“In the Palace of the Queen”
C magazine, Fall 1987
The invention of the camera, says Susan Sontag, has given us a view of human aging never before available to the species. The result, she says, is a profound and melancholy awareness of our own individual mortality. It has also, one might add, altered our notions of private and public space, of memory, identity and desire. Corrine Corry’s hookwork and exhibit, In the Palace of the Queen, addresses the way in which photography and other more recent technological innovations have intruded into our lives and altered some of our perceptions.
Corry’s installation was sparked by the recognition–something she could never have known prior to the development and proliferation of the family photo–that she and her mother bore a remarkable resemblance to each other at similar ages. To illustrate this we are shown a series of black-and-white prints of the artist’s mother and Corry herself deliberately clothed and posed like her mother. It is difficult for the uninitiated viewer to speedily determine with any certainty which picture depicts which woman. This is symbolic of the behavioral modelling we owe those who came before us. The photos are nestled in a series of blue shutters, further marking the pictures as windows of identity and memory. The effect is to seemingly extend the mother’s existence forward in time and the daughter’s backwards.
In another era death would dissolve our images, first physically, then in memory, as those who had met and remembered us died in turn. Now, all that comes under the camera’s scrutiny may be retained. But such pictures are frequently distorted. A photo does not really capture a life; it merely entombs a moment that is dead as soon as the shutter closes. A photograph is one drop in a running stream of images, hence a reminder of just how much is lost. Film and video–with their direct presentation of aliveness–have, in retrospect, an even more succinct sadness. To view such images (still or fictitiously moving) is to evade and embellish the present.

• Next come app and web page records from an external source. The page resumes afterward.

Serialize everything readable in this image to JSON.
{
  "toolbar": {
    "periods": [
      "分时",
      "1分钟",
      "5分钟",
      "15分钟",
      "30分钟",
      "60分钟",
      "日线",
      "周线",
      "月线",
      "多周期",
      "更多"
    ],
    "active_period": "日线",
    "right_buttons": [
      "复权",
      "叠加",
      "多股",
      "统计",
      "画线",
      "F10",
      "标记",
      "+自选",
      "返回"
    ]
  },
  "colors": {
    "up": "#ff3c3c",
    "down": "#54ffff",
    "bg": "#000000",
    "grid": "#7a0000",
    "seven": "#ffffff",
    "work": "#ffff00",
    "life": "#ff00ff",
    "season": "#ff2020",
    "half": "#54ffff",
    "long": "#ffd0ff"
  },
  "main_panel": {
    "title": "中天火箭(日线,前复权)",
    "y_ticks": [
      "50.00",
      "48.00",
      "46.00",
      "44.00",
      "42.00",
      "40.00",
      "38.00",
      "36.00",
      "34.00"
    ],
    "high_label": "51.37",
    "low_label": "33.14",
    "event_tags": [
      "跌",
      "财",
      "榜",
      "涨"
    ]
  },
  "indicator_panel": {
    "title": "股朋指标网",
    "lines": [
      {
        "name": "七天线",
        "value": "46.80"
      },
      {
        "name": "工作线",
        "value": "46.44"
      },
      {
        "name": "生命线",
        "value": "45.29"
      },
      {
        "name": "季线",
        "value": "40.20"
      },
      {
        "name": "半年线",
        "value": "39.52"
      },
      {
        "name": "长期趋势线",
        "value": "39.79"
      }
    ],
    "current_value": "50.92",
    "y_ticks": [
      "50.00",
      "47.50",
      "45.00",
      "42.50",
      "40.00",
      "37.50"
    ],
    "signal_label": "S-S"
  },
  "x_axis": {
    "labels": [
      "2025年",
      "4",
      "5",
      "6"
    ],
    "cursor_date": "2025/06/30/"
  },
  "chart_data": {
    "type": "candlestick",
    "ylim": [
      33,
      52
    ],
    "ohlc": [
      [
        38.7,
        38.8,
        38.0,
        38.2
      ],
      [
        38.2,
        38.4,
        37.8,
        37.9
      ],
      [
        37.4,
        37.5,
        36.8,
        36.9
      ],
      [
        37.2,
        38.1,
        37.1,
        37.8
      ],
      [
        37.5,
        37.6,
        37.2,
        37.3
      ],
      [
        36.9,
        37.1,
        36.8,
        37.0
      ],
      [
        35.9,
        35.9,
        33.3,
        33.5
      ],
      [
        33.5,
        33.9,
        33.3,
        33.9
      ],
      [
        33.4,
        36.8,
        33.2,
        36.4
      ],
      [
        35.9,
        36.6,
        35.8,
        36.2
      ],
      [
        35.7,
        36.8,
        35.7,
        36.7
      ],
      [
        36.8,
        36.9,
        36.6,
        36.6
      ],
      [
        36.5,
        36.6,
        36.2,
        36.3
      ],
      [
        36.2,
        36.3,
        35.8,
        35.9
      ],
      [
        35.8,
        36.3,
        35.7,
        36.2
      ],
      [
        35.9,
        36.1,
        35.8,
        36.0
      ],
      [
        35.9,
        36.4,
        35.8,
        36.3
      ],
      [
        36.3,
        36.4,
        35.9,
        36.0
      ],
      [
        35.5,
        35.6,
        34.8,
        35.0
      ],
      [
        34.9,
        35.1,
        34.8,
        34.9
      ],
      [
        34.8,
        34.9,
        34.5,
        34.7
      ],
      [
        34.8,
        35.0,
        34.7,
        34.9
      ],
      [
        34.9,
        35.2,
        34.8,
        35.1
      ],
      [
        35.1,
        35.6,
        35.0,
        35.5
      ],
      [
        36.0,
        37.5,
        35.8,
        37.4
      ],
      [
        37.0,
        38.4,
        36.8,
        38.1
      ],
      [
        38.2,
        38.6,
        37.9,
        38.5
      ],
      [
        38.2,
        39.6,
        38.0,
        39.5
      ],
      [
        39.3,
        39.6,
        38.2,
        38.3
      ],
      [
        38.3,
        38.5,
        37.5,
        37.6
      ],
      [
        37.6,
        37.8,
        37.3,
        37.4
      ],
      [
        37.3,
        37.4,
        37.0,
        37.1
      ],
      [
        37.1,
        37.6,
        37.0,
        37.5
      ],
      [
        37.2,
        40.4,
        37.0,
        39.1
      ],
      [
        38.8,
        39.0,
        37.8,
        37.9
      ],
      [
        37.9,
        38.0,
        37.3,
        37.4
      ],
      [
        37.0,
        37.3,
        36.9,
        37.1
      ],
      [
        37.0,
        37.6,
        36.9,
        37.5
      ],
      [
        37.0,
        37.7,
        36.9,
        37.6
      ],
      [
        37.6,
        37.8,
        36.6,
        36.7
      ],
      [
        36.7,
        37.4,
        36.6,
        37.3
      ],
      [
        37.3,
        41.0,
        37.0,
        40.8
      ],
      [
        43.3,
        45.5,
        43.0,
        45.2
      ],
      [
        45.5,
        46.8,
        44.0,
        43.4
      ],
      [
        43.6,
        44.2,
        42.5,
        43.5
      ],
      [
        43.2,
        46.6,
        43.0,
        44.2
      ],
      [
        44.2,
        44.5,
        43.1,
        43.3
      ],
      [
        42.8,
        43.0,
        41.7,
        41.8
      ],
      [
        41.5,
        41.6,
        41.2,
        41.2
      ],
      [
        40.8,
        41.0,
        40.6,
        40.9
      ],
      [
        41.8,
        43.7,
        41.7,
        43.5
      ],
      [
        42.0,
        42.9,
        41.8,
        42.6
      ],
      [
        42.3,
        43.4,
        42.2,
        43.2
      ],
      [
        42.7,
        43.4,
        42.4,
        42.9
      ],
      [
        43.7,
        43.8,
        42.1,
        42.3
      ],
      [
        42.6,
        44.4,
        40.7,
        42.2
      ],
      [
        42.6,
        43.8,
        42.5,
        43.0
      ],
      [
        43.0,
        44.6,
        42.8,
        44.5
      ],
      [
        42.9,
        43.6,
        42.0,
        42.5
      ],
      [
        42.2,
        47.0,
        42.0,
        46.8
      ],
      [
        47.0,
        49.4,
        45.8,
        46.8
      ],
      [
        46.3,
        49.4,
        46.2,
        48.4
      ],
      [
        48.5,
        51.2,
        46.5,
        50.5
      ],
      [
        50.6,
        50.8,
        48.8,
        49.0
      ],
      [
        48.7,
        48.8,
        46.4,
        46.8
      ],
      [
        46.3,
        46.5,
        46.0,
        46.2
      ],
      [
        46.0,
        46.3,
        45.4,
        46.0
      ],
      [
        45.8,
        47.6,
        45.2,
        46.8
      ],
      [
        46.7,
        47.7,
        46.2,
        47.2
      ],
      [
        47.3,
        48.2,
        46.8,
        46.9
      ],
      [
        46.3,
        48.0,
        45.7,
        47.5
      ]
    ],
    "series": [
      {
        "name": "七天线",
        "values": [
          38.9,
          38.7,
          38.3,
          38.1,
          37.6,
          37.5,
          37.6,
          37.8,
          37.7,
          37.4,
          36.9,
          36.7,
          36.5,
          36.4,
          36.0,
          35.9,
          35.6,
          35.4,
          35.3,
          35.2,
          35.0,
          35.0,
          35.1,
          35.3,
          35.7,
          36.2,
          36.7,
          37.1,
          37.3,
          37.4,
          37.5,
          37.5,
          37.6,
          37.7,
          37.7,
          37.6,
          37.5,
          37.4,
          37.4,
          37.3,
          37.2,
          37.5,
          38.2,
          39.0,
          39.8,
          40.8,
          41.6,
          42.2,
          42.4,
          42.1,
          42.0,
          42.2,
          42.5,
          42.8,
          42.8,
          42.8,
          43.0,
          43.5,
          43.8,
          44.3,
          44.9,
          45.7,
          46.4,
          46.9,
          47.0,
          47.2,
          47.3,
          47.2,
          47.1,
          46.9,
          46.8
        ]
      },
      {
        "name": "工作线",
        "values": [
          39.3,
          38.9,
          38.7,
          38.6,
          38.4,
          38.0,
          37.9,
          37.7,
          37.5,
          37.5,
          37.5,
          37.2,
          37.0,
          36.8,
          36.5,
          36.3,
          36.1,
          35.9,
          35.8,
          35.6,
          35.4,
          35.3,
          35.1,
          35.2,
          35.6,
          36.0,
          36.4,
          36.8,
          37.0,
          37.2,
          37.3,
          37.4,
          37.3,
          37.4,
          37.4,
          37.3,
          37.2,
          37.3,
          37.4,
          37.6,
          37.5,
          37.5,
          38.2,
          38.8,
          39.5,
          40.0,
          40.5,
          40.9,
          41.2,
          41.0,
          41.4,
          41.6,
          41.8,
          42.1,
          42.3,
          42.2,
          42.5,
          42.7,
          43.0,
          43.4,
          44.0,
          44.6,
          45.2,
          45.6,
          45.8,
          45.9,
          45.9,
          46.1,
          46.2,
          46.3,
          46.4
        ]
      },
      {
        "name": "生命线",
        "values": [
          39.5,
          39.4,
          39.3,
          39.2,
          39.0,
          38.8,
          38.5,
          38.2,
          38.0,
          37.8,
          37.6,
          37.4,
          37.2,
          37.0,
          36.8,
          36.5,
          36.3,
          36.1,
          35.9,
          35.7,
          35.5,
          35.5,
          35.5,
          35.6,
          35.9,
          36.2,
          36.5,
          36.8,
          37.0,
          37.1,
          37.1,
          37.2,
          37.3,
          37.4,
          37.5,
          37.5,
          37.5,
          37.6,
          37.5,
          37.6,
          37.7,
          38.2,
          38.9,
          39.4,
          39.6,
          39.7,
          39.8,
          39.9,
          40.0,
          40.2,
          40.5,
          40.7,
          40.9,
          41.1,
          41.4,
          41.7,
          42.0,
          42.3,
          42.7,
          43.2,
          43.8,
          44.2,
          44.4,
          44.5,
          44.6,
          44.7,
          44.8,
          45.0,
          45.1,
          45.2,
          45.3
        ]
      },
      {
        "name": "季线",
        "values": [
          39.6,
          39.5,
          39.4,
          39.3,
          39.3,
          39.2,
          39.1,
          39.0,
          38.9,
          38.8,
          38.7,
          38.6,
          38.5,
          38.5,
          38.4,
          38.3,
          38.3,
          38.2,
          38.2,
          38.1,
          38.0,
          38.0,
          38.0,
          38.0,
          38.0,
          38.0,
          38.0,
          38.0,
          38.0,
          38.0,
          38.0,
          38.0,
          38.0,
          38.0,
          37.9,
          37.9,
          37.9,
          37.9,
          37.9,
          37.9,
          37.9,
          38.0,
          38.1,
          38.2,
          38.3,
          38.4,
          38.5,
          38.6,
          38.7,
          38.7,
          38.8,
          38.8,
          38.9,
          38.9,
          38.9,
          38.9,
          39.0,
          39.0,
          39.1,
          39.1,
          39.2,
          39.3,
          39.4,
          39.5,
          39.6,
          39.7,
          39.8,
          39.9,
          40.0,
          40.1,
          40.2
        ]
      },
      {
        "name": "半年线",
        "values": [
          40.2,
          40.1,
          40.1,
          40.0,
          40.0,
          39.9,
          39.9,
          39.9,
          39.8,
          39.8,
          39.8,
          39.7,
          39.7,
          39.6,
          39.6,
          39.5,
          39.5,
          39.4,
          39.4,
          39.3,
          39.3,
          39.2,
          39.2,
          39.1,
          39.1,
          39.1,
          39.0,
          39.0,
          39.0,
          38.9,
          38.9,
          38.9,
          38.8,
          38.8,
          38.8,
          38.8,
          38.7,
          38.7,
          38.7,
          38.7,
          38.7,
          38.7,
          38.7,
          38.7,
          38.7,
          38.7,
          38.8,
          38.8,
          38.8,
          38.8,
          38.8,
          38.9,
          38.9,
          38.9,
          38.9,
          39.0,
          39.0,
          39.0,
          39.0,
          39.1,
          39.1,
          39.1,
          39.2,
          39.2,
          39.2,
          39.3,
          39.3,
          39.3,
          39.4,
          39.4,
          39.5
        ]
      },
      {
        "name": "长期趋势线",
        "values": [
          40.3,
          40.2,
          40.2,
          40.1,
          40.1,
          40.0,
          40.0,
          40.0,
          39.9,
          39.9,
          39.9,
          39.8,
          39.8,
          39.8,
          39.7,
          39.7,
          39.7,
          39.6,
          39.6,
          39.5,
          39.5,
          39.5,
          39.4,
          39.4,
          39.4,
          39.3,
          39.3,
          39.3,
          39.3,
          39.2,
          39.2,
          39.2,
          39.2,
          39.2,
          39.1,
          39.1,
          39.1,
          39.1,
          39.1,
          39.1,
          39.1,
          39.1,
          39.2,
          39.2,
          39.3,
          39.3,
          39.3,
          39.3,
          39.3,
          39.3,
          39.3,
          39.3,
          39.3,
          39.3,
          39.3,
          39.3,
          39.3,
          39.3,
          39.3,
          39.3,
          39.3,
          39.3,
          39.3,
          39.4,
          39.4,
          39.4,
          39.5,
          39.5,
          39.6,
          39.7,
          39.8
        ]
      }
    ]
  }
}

To illustrate this, Corry also prepared an 8mm film-loop of a single picture which serves to memorialize her mother, who is now dead. Projected on the back wall of a cramped room cluttered with the accumulated trivia of a lifetime, the film attaches a personal significance to each object. These things hold memories too, even though, the significance of each item is not as available as the photo. Only the mother, Queen of Clutter, rigidly flickering on the back wall, reigning over a tiny, claustrophobic palace, fully knows every item. For the artist, for the daughter, this is a storehouse of memories which can only be partially retrieved. This film room, like some kind of private chaos, is separated from the rest of the exhibit by a wall. As a result there is an uncomfortable sense of violation within the public space of the gallery.
In front of the room, Corry has placed a 20 minute video portrait of herself. All movements on the monitor are involuntary. Corry sits as still as possible, posed as if waiting for a snapshot to be taken. The occasional eye-blinking and ever increasing facial tension suggest the folly of trying to imitate the frozen past (personal or technological). Just as, in this rapidly changing culture, two generations may superficially resemble each other, so may two generations of technology. The traditional stances of still portrait photography are public and formal; they present us as we desire to be seen. Videos and films, because their images are constructed over longer periods of time, perpetuate the fiction that the pictures they contain are more open, relaxed and private. And one does have less control over one’s appearance in them, hence Corry’s involuntary twitches. The video has, of course, been created in homage to the mother smiling out between the shutters and flicker in within the warehouse of memories and to the machines which mediate and mortify the entire process.